Recommendation: Joining the Electrical Contractors Associations can help you grow your electrical career.

Step 3

Find an apprenticeship

Depending on where you live, you will likely be required to work alongside an experienced electrician as an apprentice for a certain number of hours. The length of the apprenticeship will vary, but could take as long as two to five years. You might be able to complete your apprenticeship while you are enrolled in technical courses. In order to find an electrical apprenticeship, you can start by checking with the trade school or organization through which you are receiving technical training. If they do not offer an apprenticeship program, they will likely have information about where to find one.

Pro tip: You can also check with local electrical contractor to see if they are hiring apprentices. Not only will you receive valuable on-the-job training from a seasoned pro, but they might offer to pay you for the hours you work. This gives you the opportunity to earn while you learn.

Step 4

Take the test

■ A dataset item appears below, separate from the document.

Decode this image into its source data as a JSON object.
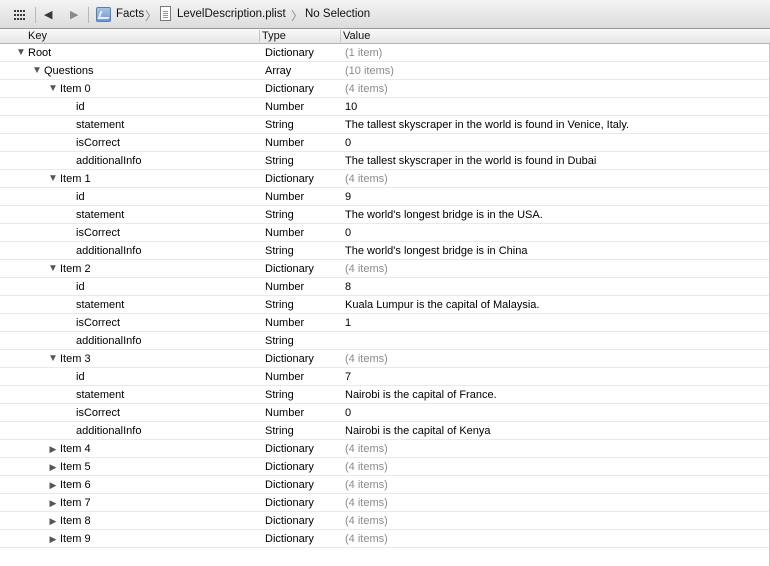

Certain areas will require you to pass a written exam, a practical test or both in order for you to earn your electrical license. If testing is required in your area, you will likely have to take it once you have completed your technical courses and your apprenticeship program. In general, you can expect the exam to be cumulative of what you learned on the job and in the classroom. Based on your state and local requirements, you might then be considered a licensed journeyman electrician once you pass the test. If so, then you might be legally allowed to complete electricl contract work without the assistance of another qualified electrician depending on where you live.